Cartier-Bresson never said so, but experts believe that the ‘Bicycle Rider’ was a staged and well-prepared photo. The camera was firmly set, and Henri pressed on the shutter button exactly when the bicycle appeared below. We will never know it for sure, but it looks like the photographer selected the environment for this image before, and was just camping for the rider to pass by. Henry should see in advance that the bicycle was going to come across and prepared to press the shutter. Otherwise, there’s no clue how he managed to capture such a perfect moment.

A boy carrying wine bottles, Henri Cartier-Bresson photos

A boy carrying wine bottles, 1954

‘Boy carrying the wine’ is another perfectly stilled moment by Henri Cartier-Bresson in 1954. This beautiful photograph was called to show the celebration of life, as Cartier-Bresson formulated it. Life was linked to the wine for him, with no exceptions. The boy’s name was Michel Gabriel, and he managed to stay in touch and keep friendship with Henri till the final day of his life. An interesting fact is that boy’s parents didn’t allow Cartier-Bresson to involve real wine into his photo set. Michael carried bottles with “rainwater.” The rumor has it that 80-ish years old Cartier-Bresson visited Michel at his 50th birthday, carrying two bottles of wine in each hand, imitating the then boy’s pose and grimace of the photograph. A wonderful adding to the best Henri Cartier-Bresson photos.

Boston Commons, 1947

The people of Boston, 1947. The photo was taken during the trip to the LIFE magazine office

Construction of the Beijing University swimming pool by students, June 1958

Construction of the Beijing University swimming pool by students, June 1958

A visitor to the Forbidden City, Beijing, December 1948

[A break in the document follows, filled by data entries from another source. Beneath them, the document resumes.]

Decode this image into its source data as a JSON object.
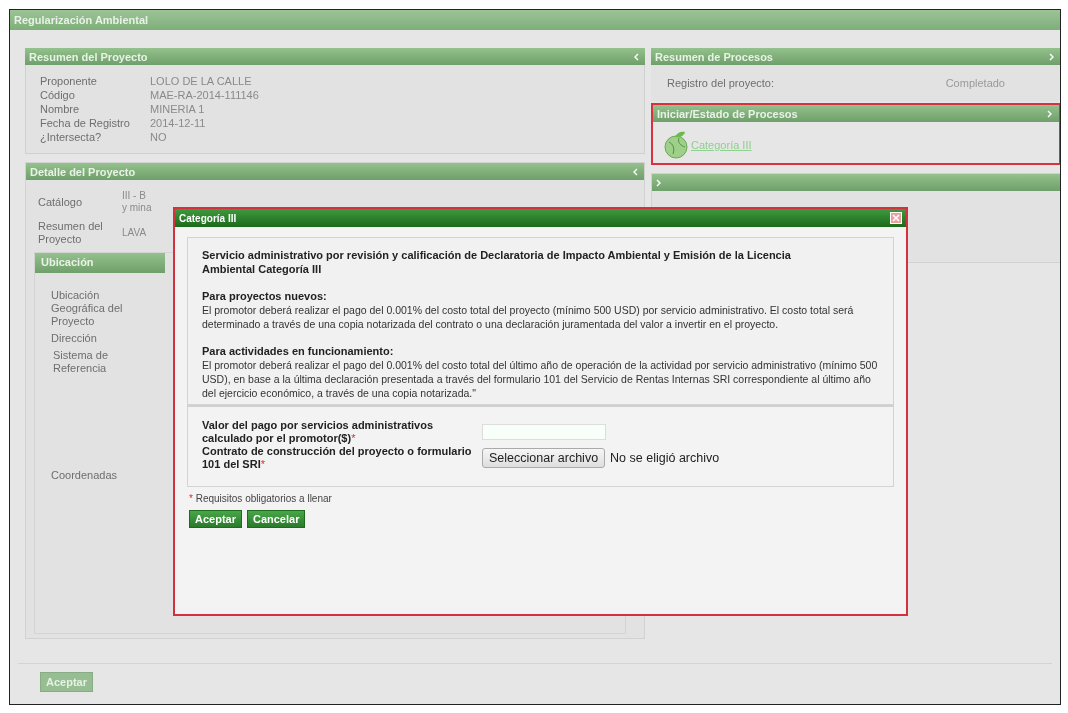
{
  "window": {
    "title": "Regularización Ambiental"
  },
  "project_summary": {
    "title": "Resumen del Proyecto",
    "fields": [
      {
        "label": "Proponente",
        "value": "LOLO DE LA CALLE"
      },
      {
        "label": "Código",
        "value": "MAE-RA-2014-111146"
      },
      {
        "label": "Nombre",
        "value": "MINERIA 1"
      },
      {
        "label": "Fecha de Registro",
        "value": "2014-12-11"
      },
      {
        "label": "¿Intersecta?",
        "value": "NO"
      }
    ]
  },
  "project_detail": {
    "title": "Detalle del Proyecto",
    "fields": [
      {
        "label": "Catálogo",
        "value_lines": [
          "III - B",
          "y mina"
        ]
      },
      {
        "label": "Resumen del Proyecto",
        "value_lines": [
          "LAVA"
        ]
      }
    ],
    "location": {
      "title": "Ubicación",
      "labels": [
        "Ubicación Geográfica del Proyecto",
        "Dirección",
        "Sistema de Referencia",
        "Coordenadas"
      ]
    }
  },
  "process_summary": {
    "title": "Resumen de Procesos",
    "rows": [
      {
        "label": "Registro del proyecto:",
        "status": "Completado"
      }
    ]
  },
  "process_start": {
    "title": "Iniciar/Estado de Procesos",
    "link": "Categoría III"
  },
  "dialog": {
    "title": "Categoría III",
    "heading": "Servicio administrativo por revisión y calificación de Declaratoria de Impacto Ambiental y Emisión de la Licencia Ambiental Categoría III",
    "sections": [
      {
        "title": "Para proyectos nuevos:",
        "text": "El promotor deberá realizar el pago del 0.001% del costo total del proyecto (mínimo 500 USD) por servicio administrativo. El costo total será determinado a través de una copia notarizada del contrato o una declaración juramentada del valor a invertir en el proyecto."
      },
      {
        "title": "Para actividades en funcionamiento:",
        "text": "El promotor deberá realizar el pago del 0.001% del costo total del último año de operación de la actividad por servicio administrativo (mínimo 500 USD), en base a la última declaración presentada a través del formulario 101 del Servicio de Rentas Internas SRI correspondiente al último año del ejercicio económico, a través de una copia notarizada.\""
      }
    ],
    "fields": [
      {
        "kind": "text",
        "label": "Valor del pago por servicios administrativos calculado por el promotor($)",
        "required_mark": "*"
      },
      {
        "kind": "file",
        "label": "Contrato de construcción del proyecto o formulario 101 del SRI",
        "required_mark": "*",
        "button": "Seleccionar archivo",
        "status": "No se eligió archivo"
      }
    ],
    "note": {
      "mark": "*",
      "text": "Requisitos obligatorios a llenar"
    },
    "buttons": [
      "Aceptar",
      "Cancelar"
    ]
  },
  "footer_button": {
    "label": "Aceptar",
    "disabled": true
  }
}
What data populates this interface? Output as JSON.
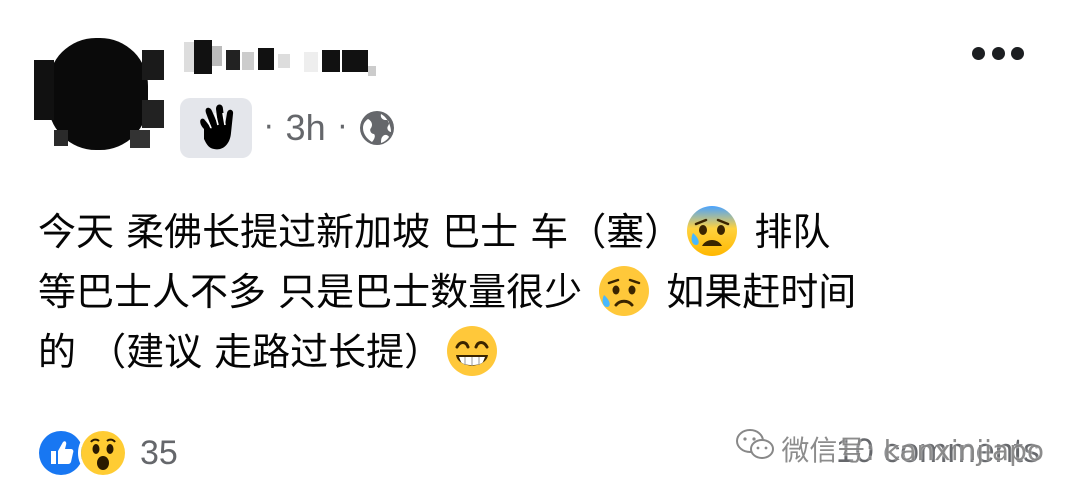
{
  "post": {
    "time": "3h",
    "separator": "·",
    "badge_icon": "waving-hand-icon",
    "audience_icon": "globe-icon",
    "more_icon": "more-options-icon",
    "text": {
      "line1_a": "今天 柔佛长提过新加坡 巴士 车（塞）",
      "line1_emoji": "anxious-face-with-sweat",
      "line1_b": " 排队",
      "line2_a": "等巴士人不多 只是巴士数量很少 ",
      "line2_emoji": "sad-relieved-face",
      "line2_b": " 如果赶时间",
      "line3_a": "的 （建议 走路过长提）",
      "line3_emoji": "grinning-face-with-smiling-eyes"
    }
  },
  "footer": {
    "reactions": [
      "like-reaction-icon",
      "wow-reaction-icon"
    ],
    "reaction_count": "35",
    "comments": "10 comments"
  },
  "watermark": {
    "text": "微信号: kanxinjiapo",
    "icon": "wechat-icon"
  },
  "colors": {
    "secondary_text": "#65676b",
    "primary_text": "#050505",
    "like_blue": "#1877f2",
    "badge_bg": "#e4e6eb"
  }
}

A visitor to the Forbidden City, Beijing, December 1948

Royal servants leaving Beijing

Royal servants leaving Beijing before the entrance of the Mao Zedong forces

Shanghai last days before Mao Zedong

The last days of Kuomintang, Shanghai, 23 December 1948.

Yugoslavia in Henri Cartier-Bresson photos

Yugoslavia, Kosovo, 1965

Spanish children during the civil war

Spanish children during the civil war, 1936

Spanish civil war in Henri Cartier-Bresson photos

The family scene, Spain, 1935

Running girl, Greece, Henri Cartier-Bresson photos

Running girl, Greece, 1958

Mahatma Gandhi before death, Henri Cartier-Bresson photos

Mahatma Gandhi, a few hours before the assassination


Related posts

TOP 50 legendary LIFE magazine photographs

7 Mins read
The LIFE magazine archive counts millions of excellent pictures. Oldpics attempted to select the best 50 of them. LIFE magazine always managed…
Photo of a day

Adolf Hitler trains body language - unique historical photos

1 Mins read
The infamous Adolf Hitler was an inspiring speaker and turned out to train his body language for this. Gestures accompany a good…

64 Amazing photos by Alfred Eisenstaedt

6 Mins read
Alfred Eisenstaedt photos are an integral part of the history of photojournalism. He captured informal portraits of kings, dictators, scientists, athletes, and…
Notify of
Newest Most Voted
Inline Feedbacks
View all comments
2 years ago

[…] Read more: Stolen moments in photos of Henri Cartier-Bresson […]

2 years ago

[…] Alfred Stieglitz returned to New York, where he became a partner in ‘Photochrome Engraving Company.’ But his passion for photography didn’t go anywhere. Alfred continued his successful photo experiments and won around 150 awards in the US only. A talented workaholic, Stieglitz invested tons of resources and time in each image. He believed that a perfect picture requires a lot of prior research. Alfred studied the environment around the scene, lines of sight, various sources, and types of light. He was waiting for the complete harmony of the light, moving objects and other components to press the shutter on… Read more »

2 years ago

[…] A full story of this photo […]

Would love your thoughts, please comment.x